$ git pull
Note: After pulling changes, the Galaxy server needs to be stopped and restarted with the updated code. Restarting will interrupt any running jobs unless you are using a cluster configuration. For more information on how to make Galaxy restartable without interrupting users, see the production server documentation.
Note: Occasionally, updated Galaxy code includes structural changes to the database tables. The release notes will alert you if a release contains a database change. After updating and restarting Galaxy, Galaxy will refuse to load and will output an error message indicating that your database has the wrong version. The error message indicates that you should backup your database and run
sh manage_db.sh upgrade. Follow those instructions carefully, especially the part about backing up your database safely. Database updates are carefully tested before release, but it is good practice to be able to back out if something goes wrong during an update.
In the unlikely event that something goes wrong with updated code, you can return to an older release by using the release tag name from the release list page and the
git checkout command. For example, to return to the latest version of the January 2015 release, use:
$ git checkout release_15.01
You can also use tags to check out specific releases:
$ git tag
Restore the fresh backup if a database update was required, and then restart Galaxy to get back to where you started.

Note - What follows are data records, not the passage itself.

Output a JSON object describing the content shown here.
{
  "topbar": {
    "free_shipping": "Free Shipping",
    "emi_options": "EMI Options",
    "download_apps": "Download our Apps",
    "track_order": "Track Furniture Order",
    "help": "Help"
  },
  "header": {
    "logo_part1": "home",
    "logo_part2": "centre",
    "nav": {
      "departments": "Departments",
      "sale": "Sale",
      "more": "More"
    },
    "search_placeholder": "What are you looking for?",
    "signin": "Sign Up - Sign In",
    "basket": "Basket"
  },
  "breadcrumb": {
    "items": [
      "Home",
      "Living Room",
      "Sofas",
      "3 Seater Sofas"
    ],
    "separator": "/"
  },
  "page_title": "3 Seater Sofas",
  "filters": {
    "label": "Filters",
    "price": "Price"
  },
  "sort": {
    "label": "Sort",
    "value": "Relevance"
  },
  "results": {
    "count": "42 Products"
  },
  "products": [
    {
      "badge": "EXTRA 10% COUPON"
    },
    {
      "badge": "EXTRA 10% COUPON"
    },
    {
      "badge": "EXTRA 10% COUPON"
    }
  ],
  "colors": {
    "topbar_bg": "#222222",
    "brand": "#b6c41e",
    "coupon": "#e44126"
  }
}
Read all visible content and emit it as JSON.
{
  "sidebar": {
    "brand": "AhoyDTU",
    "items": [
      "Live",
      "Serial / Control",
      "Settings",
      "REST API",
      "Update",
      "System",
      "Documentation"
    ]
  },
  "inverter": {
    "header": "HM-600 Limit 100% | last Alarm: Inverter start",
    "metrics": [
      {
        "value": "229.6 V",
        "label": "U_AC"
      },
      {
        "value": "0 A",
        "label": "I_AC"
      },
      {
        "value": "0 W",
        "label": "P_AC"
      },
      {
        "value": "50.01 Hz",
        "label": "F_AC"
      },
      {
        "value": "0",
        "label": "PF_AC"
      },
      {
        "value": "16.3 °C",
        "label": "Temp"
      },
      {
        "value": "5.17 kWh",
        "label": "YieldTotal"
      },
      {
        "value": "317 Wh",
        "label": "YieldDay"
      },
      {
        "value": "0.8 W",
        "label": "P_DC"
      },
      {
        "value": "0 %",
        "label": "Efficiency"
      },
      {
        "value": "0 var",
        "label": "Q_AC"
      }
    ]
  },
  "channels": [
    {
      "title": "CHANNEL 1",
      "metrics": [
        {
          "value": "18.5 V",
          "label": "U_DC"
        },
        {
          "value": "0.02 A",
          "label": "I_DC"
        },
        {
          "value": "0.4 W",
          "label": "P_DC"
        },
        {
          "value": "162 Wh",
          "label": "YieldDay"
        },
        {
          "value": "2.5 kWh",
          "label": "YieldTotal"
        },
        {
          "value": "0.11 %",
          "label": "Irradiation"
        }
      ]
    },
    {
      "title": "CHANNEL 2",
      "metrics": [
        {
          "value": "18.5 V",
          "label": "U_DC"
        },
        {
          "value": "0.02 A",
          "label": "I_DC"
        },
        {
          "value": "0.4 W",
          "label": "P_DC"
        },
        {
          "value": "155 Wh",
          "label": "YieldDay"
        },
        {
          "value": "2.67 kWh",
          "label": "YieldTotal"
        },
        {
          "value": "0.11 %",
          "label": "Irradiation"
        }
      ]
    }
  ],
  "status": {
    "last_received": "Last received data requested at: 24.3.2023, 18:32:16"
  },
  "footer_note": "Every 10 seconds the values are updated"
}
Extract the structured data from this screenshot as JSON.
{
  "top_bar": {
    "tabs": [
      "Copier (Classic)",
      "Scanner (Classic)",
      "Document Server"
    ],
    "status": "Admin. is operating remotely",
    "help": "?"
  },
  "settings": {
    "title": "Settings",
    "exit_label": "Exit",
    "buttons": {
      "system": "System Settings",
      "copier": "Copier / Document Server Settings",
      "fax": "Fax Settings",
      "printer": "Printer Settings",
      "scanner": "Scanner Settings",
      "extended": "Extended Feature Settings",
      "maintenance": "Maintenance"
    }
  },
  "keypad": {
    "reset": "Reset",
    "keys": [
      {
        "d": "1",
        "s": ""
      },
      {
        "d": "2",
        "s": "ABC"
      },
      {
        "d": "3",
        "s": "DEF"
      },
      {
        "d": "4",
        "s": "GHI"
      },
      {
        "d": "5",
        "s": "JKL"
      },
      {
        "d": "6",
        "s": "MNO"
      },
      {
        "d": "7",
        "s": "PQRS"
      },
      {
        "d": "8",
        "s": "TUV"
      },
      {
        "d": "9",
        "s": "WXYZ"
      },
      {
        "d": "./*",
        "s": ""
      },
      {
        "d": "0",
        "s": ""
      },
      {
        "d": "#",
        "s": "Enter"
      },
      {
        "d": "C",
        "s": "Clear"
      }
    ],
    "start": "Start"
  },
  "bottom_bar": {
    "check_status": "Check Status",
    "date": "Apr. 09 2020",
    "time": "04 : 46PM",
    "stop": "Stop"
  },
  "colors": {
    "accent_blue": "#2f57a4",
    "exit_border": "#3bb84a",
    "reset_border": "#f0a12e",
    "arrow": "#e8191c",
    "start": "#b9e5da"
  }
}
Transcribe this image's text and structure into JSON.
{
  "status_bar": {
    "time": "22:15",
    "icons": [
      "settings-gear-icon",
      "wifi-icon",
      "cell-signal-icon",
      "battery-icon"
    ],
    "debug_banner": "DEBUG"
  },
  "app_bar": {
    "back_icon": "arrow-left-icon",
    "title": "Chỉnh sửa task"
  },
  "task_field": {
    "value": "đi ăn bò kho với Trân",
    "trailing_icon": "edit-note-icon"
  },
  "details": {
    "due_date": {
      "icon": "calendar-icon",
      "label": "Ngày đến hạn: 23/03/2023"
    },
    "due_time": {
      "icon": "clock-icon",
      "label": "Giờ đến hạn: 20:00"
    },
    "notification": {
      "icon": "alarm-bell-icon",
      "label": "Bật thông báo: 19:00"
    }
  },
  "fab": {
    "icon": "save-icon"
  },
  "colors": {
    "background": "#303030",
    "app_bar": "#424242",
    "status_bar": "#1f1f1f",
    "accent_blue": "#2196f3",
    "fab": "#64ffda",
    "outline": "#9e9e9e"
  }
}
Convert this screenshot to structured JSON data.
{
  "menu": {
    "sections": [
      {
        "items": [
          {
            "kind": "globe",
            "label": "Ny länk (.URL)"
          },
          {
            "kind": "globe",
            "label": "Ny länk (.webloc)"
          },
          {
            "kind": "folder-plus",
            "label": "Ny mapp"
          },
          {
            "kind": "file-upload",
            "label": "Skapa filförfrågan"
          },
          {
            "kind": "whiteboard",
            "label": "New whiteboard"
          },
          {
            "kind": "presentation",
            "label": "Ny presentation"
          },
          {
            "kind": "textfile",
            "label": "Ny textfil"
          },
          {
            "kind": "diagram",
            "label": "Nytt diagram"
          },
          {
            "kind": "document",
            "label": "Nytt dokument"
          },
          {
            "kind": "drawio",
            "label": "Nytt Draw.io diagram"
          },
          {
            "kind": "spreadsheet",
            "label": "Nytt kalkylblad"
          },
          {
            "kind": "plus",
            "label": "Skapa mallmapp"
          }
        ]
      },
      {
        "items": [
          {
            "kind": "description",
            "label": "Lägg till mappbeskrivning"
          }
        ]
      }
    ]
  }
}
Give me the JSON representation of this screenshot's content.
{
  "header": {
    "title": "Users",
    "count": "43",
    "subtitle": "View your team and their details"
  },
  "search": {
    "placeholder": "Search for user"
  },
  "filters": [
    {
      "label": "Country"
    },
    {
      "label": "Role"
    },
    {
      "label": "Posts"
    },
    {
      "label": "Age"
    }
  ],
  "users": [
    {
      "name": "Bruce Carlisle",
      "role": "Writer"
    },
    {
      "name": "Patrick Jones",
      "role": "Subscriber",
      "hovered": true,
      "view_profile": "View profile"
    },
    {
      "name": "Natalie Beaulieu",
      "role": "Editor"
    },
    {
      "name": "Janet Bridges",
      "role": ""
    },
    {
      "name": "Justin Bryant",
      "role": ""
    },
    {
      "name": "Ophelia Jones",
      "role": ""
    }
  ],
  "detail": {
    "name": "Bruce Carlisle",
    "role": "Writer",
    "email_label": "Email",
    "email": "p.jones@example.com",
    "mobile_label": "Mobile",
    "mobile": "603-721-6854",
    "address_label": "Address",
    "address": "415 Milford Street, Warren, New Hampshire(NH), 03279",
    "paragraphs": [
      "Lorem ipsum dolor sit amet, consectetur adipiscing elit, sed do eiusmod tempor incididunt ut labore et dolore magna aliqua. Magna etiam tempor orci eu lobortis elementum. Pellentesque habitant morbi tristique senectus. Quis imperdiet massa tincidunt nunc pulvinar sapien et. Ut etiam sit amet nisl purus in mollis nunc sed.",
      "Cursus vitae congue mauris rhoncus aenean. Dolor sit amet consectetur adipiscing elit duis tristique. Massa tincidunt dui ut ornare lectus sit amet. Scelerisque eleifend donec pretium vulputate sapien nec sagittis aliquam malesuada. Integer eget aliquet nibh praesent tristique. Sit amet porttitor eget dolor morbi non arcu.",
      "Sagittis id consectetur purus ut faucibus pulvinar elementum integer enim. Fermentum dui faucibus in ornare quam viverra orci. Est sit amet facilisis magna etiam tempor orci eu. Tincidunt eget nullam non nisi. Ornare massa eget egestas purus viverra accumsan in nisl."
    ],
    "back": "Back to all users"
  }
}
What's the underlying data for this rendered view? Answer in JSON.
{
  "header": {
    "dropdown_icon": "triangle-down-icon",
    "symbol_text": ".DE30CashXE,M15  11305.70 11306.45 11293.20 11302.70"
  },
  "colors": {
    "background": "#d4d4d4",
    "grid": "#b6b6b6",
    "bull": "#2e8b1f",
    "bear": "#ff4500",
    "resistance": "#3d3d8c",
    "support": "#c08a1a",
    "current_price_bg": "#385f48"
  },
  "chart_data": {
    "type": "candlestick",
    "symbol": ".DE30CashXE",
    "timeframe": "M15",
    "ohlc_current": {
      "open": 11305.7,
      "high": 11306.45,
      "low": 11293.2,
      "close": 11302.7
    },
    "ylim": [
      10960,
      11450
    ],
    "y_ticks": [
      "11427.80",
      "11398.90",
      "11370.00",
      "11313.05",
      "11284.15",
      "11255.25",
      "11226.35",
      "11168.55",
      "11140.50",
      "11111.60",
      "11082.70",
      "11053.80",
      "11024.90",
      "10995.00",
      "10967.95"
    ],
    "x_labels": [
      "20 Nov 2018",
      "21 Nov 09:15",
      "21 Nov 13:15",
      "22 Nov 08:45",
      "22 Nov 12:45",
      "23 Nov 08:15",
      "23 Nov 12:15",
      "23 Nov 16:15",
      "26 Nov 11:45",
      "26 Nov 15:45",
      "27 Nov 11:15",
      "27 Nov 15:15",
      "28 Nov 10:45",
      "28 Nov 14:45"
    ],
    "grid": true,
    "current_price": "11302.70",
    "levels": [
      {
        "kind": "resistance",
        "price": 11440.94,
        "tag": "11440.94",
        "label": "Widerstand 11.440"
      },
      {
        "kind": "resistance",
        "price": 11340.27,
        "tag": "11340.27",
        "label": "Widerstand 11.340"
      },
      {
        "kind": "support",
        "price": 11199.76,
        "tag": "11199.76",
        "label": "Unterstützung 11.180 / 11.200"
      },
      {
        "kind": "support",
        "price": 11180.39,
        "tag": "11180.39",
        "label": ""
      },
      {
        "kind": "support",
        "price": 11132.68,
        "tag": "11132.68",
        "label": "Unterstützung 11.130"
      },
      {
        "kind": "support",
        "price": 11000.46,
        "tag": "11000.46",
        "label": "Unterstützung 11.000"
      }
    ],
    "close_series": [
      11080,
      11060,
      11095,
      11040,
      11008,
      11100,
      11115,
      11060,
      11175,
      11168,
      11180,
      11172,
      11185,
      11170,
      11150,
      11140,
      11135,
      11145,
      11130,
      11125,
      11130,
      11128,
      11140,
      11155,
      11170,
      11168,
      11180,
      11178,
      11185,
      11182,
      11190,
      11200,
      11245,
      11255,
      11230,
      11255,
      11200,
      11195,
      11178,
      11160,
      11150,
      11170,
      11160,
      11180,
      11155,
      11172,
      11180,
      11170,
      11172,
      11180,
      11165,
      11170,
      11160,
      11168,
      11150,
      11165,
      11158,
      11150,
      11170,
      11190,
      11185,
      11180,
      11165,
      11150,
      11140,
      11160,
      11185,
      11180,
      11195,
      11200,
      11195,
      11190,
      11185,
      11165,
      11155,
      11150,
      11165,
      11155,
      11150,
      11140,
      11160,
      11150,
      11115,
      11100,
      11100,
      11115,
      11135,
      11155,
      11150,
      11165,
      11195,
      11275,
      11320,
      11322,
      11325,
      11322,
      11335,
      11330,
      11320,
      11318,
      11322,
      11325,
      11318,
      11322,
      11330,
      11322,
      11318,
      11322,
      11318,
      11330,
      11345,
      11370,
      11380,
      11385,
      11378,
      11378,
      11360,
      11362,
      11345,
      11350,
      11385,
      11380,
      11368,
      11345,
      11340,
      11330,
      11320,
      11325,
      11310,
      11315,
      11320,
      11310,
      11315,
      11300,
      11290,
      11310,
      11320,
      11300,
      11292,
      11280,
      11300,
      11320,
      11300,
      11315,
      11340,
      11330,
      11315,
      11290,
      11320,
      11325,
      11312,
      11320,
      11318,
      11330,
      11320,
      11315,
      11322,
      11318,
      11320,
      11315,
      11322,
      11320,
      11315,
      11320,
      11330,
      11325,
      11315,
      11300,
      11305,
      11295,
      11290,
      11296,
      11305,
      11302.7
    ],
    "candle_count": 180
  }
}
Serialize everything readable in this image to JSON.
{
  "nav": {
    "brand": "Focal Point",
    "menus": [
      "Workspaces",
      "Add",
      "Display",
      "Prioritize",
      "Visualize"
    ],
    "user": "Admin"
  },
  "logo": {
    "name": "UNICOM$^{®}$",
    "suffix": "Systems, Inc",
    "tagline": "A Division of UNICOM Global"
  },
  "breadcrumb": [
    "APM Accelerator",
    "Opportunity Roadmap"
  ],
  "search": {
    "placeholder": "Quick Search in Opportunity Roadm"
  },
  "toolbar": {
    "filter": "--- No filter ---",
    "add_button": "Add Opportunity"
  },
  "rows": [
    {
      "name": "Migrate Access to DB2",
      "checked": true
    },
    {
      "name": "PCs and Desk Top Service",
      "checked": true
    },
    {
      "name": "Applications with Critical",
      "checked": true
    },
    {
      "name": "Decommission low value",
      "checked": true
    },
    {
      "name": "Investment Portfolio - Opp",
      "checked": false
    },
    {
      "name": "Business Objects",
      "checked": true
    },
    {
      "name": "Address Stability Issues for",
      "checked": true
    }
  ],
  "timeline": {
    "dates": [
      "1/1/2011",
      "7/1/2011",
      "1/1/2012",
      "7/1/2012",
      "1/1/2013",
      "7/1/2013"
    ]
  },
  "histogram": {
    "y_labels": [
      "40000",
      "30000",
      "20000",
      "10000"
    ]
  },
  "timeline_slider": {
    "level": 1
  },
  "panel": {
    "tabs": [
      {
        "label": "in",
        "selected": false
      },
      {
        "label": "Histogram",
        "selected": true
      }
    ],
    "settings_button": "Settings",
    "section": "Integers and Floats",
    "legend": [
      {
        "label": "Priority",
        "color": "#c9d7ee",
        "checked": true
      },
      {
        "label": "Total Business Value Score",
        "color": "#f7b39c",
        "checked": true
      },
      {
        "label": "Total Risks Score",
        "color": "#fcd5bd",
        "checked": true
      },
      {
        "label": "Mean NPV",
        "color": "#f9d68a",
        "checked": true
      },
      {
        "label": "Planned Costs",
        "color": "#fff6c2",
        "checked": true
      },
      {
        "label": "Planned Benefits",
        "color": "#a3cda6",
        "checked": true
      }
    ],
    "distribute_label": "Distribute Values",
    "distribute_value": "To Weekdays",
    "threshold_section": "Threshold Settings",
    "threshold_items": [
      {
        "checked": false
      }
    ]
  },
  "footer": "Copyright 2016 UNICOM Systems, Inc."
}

- Offline start: The initial Galaxy run requires Internet access to download the pre-built Python wheels of Galaxy's dependencies.
- The basic Galaxy install is a single-user instance and is only accessible by the local user. As with many web-based applications, enable cookies in the web-browser for full functionality.
- A common practice when using any web browser is to stay current with software updates to maximize performance and security. If moving forward to production server with login enabled, please make sure you and your end-users are current.
- Some tools shipped with Galaxy have dependencies that need to be satisfied manually. Please see details here.
Get Galaxy without Git
Be aware that using archives makes it more difficult to stay up-to-date with Galaxy code because there is no simple way to update the copy.
Get Galaxy for Development
If you're doing development or making changes to Galaxy, it is best practice to fork Galaxy in GitHub and update to/from your fork. See the GitHub fork documentation for details.
Shutting down Galaxy
Below are simplified instructions for shutting down local Galaxy server. If your configuration is more complicated, getting help from an administrator is recommended.
Galaxy is by default controlled by gravity. You can start/stop/restart Galaxy using the
galaxyctl command. If Galaxy is running in the foreground, you can terminate the processes by pressing
Ctrl-C on your keyboard. If Galaxy is running in the background you can activate your Galaxy's virtualenv and then run
galaxyctl stop, e.g